From the advent of metallic cartridge ammunition unto this day, .50 caliber rifles have won the hearts and minds of American riflemen. A remarkable variety of rifles chambering the huge .50 BMG are floating about nowadays. Likewise, there was no shortage of .50 caliber rifles in the Old West.
They were built by all the premier rifle manufacturers of the time. For example, the famous Sharps “buffalo rifles” of the 1870s were made for three lengths of .50 caliber cartridges. Remington only chambered for one .50. However, their factory turned out 900,000 military and sporting No.1 (rolling blocks) by 1877. A significant portion of them were .50-70s so they were likely only second to the U.S. Government in making .50 caliber rifles. Three different .50 cartridges bore the Winchester name between 1878 and the early 1900s, none of which set great sales records.
The U.S. Government got the .50 caliber ball rolling in 1866 with a conversion of leftover Civil War .58 caliber rifle-muskets to shoot a .50 cartridge of 1¾” case length. Military spec loads for the .50 Gov’t were 450-grain bullets over 70 grains black powder — hence the nickname .50-70. The first .50 Gov’t was the Model 1866. It was followed later by Models 1868 and 1870. They were used all over the west.
Sharps Rifle Company grabbed the government’s idea and literally stretched it. Their rifles also chambered the .50-70 but they also developed a .50 with a 2″ case. It went nowhere and is virtually unknown. The third was a .50 with 2½” case famous today as .50-90 Sharps, although the Sharps factory always loaded it with 100 grains of black powder. Remington had to stick with the .50-1¾” case because the long hammer spurs of their No.1s wouldn’t allow passage of longer cases. Their factory loads came with 400- and 450-grain bullets, both over 70-grain powder charges.
Winchester cornered the repeating rifle market early on but had difficulty in coming up with a .50 caliber repeater. In 1878 they gave it a try with their Model 1876. Case length had to be reduced to 1.94″ and bullet weight was only 312 grains. However, the 95-grain powder charge did give it some oomph. In 1887 Winchester gave .50s another try in their strong Model 1886. Using a 2.40″ case, they were able to fit 110 grains of black powder under 300-grain bullets. The round was called logically .50-110 but it seems rifles for it were caliber stamped .50 Ex (Express). Winchester’s .50 Express made it into the smokeless powder era and wasn’t dropped from Winchester’s catalogs until 1919.
There is no lack of bogus information about Old West fifties. For instance, despite original factory records proving no Sharps rifles were ever chambered for a .50 cartridge with 3¼” case, misinformation about such existing still abounds. Actually Winchester did chamber their single shot (aka “Model 1885 High Wall”) for a .50 with 3¼” case for a short while.
Short Is Better

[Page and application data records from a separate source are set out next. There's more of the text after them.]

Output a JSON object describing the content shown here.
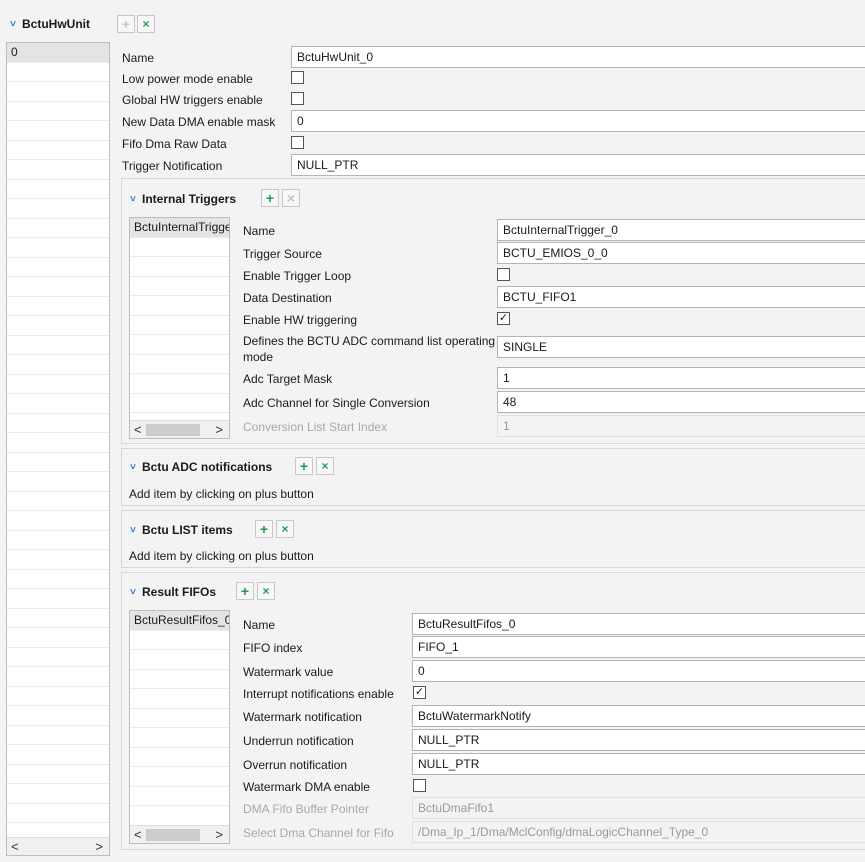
{
  "hw_unit": {
    "title": "BctuHwUnit",
    "list_items": [
      "0"
    ],
    "fields": {
      "name_label": "Name",
      "name_value": "BctuHwUnit_0",
      "low_power_label": "Low power mode enable",
      "low_power_checked": false,
      "global_hw_label": "Global HW triggers enable",
      "global_hw_checked": false,
      "dma_mask_label": "New Data DMA enable mask",
      "dma_mask_value": "0",
      "fifo_raw_label": "Fifo Dma Raw Data",
      "fifo_raw_checked": false,
      "trigger_notif_label": "Trigger Notification",
      "trigger_notif_value": "NULL_PTR"
    }
  },
  "internal_triggers": {
    "title": "Internal Triggers",
    "list_items": [
      "BctuInternalTrigge"
    ],
    "name_label": "Name",
    "name_value": "BctuInternalTrigger_0",
    "source_label": "Trigger Source",
    "source_value": "BCTU_EMIOS_0_0",
    "loop_label": "Enable Trigger Loop",
    "loop_checked": false,
    "dest_label": "Data Destination",
    "dest_value": "BCTU_FIFO1",
    "hwtrig_label": "Enable HW triggering",
    "hwtrig_checked": true,
    "mode_label_1": "Defines the BCTU ADC command list operating",
    "mode_label_2": "mode",
    "mode_value": "SINGLE",
    "target_label": "Adc Target Mask",
    "target_value": "1",
    "channel_label": "Adc Channel for Single Conversion",
    "channel_value": "48",
    "start_label": "Conversion List Start Index",
    "start_value": "1"
  },
  "adc_notifications": {
    "title": "Bctu ADC notifications",
    "hint": "Add item by clicking on plus button"
  },
  "list_items_section": {
    "title": "Bctu LIST items",
    "hint": "Add item by clicking on plus button"
  },
  "result_fifos": {
    "title": "Result FIFOs",
    "list_items": [
      "BctuResultFifos_0"
    ],
    "name_label": "Name",
    "name_value": "BctuResultFifos_0",
    "index_label": "FIFO index",
    "index_value": "FIFO_1",
    "wm_label": "Watermark value",
    "wm_value": "0",
    "irq_label": "Interrupt notifications enable",
    "irq_checked": true,
    "wm_notif_label": "Watermark notification",
    "wm_notif_value": "BctuWatermarkNotify",
    "under_label": "Underrun notification",
    "under_value": "NULL_PTR",
    "over_label": "Overrun notification",
    "over_value": "NULL_PTR",
    "wm_dma_label": "Watermark DMA enable",
    "wm_dma_checked": false,
    "dma_buf_label": "DMA Fifo Buffer Pointer",
    "dma_buf_value": "BctuDmaFifo1",
    "dma_ch_label": "Select Dma Channel for Fifo",
    "dma_ch_value": "/Dma_Ip_1/Dma/MclConfig/dmaLogicChannel_Type_0"
  },
  "icons": {
    "add": "+",
    "remove": "×",
    "check": "✓",
    "chevron": "˅",
    "left": "<",
    "right": ">"
  }
}
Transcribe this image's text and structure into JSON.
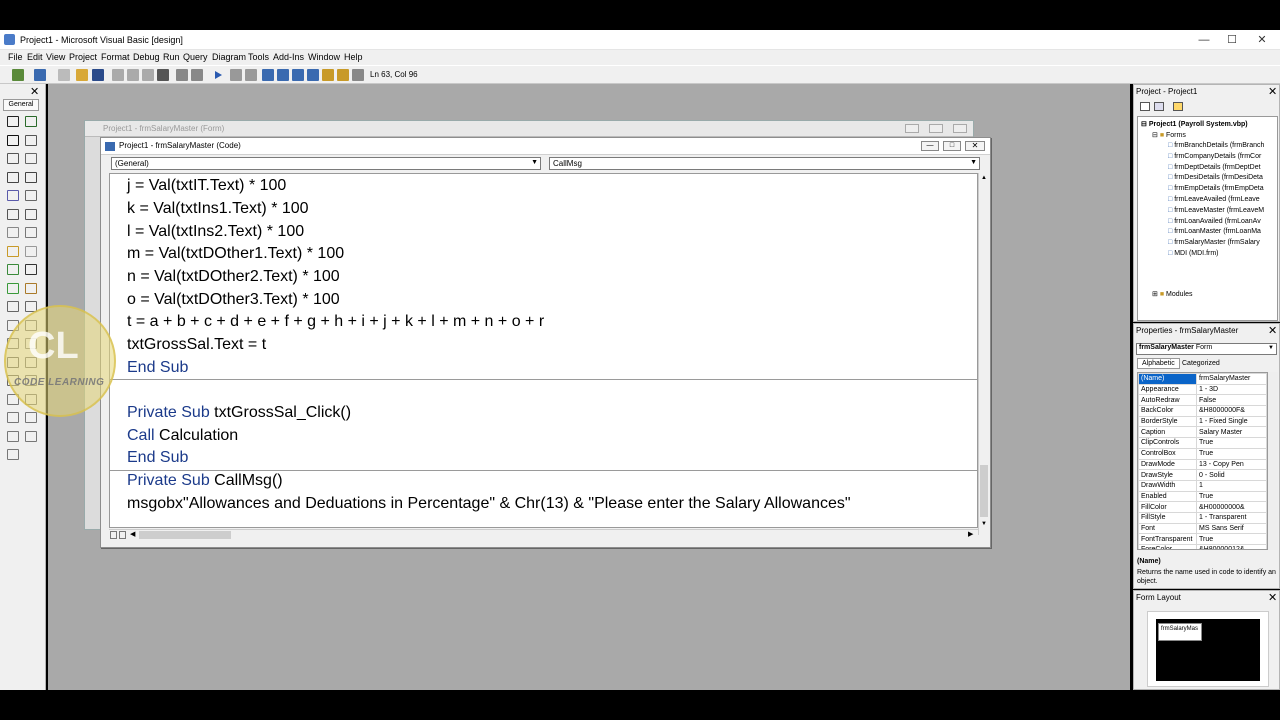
{
  "window": {
    "title": "Project1 - Microsoft Visual Basic [design]"
  },
  "menu": [
    "File",
    "Edit",
    "View",
    "Project",
    "Format",
    "Debug",
    "Run",
    "Query",
    "Diagram",
    "Tools",
    "Add-Ins",
    "Window",
    "Help"
  ],
  "status": {
    "position": "Ln 63, Col 96"
  },
  "toolbox": {
    "title": "General"
  },
  "form_window": {
    "title": "Project1 - frmSalaryMaster (Form)"
  },
  "code_window": {
    "title": "Project1 - frmSalaryMaster (Code)",
    "object_combo": "(General)",
    "proc_combo": "CallMsg",
    "lines": [
      "j = Val(txtIT.Text) * 100",
      "k = Val(txtIns1.Text) * 100",
      "l = Val(txtIns2.Text) * 100",
      "m = Val(txtDOther1.Text) * 100",
      "n = Val(txtDOther2.Text) * 100",
      "o = Val(txtDOther3.Text) * 100",
      "t = a + b + c + d + e + f + g + h + i + j + k + l + m + n + o + r",
      "txtGrossSal.Text = t",
      "End Sub",
      "",
      "Private Sub txtGrossSal_Click()",
      "Call Calculation",
      "End Sub",
      "Private Sub CallMsg()",
      "msgobx\"Allowances and Deduations in Percentage\" & Chr(13) & \"Please enter the Salary Allowances\""
    ]
  },
  "project": {
    "title": "Project - Project1",
    "root": "Project1 (Payroll System.vbp)",
    "forms_label": "Forms",
    "forms": [
      "frmBranchDetails (frmBranch",
      "frmCompanyDetails (frmCor",
      "frmDeptDetails (frmDeptDet",
      "frmDesiDetails (frmDesiDeta",
      "frmEmpDetails (frmEmpDeta",
      "frmLeaveAvailed (frmLeave",
      "frmLeaveMaster (frmLeaveM",
      "frmLoanAvailed (frmLoanAv",
      "frmLoanMaster (frmLoanMa",
      "frmSalaryMaster (frmSalary",
      "MDI (MDI.frm)"
    ],
    "modules_label": "Modules"
  },
  "properties": {
    "title": "Properties - frmSalaryMaster",
    "object": "frmSalaryMaster",
    "object_type": "Form",
    "tab_alpha": "Alphabetic",
    "tab_cat": "Categorized",
    "rows": [
      [
        "(Name)",
        "frmSalaryMaster"
      ],
      [
        "Appearance",
        "1 - 3D"
      ],
      [
        "AutoRedraw",
        "False"
      ],
      [
        "BackColor",
        "&H8000000F&"
      ],
      [
        "BorderStyle",
        "1 - Fixed Single"
      ],
      [
        "Caption",
        "Salary Master"
      ],
      [
        "ClipControls",
        "True"
      ],
      [
        "ControlBox",
        "True"
      ],
      [
        "DrawMode",
        "13 - Copy Pen"
      ],
      [
        "DrawStyle",
        "0 - Solid"
      ],
      [
        "DrawWidth",
        "1"
      ],
      [
        "Enabled",
        "True"
      ],
      [
        "FillColor",
        "&H00000000&"
      ],
      [
        "FillStyle",
        "1 - Transparent"
      ],
      [
        "Font",
        "MS Sans Serif"
      ],
      [
        "FontTransparent",
        "True"
      ],
      [
        "ForeColor",
        "&H80000012&"
      ]
    ],
    "desc_title": "(Name)",
    "desc_text": "Returns the name used in code to identify an object."
  },
  "form_layout": {
    "title": "Form Layout",
    "preview_label": "frmSalaryMas"
  },
  "logo": {
    "mark": "CL",
    "text": "CODE LEARNING"
  },
  "colors": {
    "keyword": "#1b3a8a",
    "mdi_bg": "#a9a9a9"
  }
}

There is also the fallacy .50s were long-range cartridges. They weren’t; their bullets were short and wide. Long range bullets were longer and of lesser caliber. Fifty caliber rifles were meant to smack large animals hard! Out west there were bison, elk, grizzly and moose, and there were horse-mounted native warriors of all sorts roaming the west. A .50 caliber hit on a warrior’s horse effectively put him out of the fight.
Interestingly, some Winchester Model 1876 .50-95, Model 1886 .50-110 and even Colt Lightning pump action .50-95’s carry British proof stamps. They were imported to Africa and India for hunting lions and tigers. Collectors today call them “cat guns” and they bring premium prices. The .50 caliber oomph factor in a repeating rifle was important to big cat hunters.
Velocities given by Old West .50 calibers are not impressive compared to the .50 BMG at 2,700 fps. The .50 Gov’t gave about 1,250 fps and Winchester’s .50 Express could break 1,500 fps.
Starting in 1981 I became a Big Fifty shooter and handloader with a modern Shiloh Sharps Model 1874 .50-90. Since then, I’ve gained experience with a few dozen Old West .50s and I’ve shot whitetail deer, mule deer, elk and bison with them. We who appreciate those Old West big bore rifles should give thanks to manufacturers like Shiloh and C. Sharps, and importers such as Cimarron Arms, for making available modern replica Big Fifties!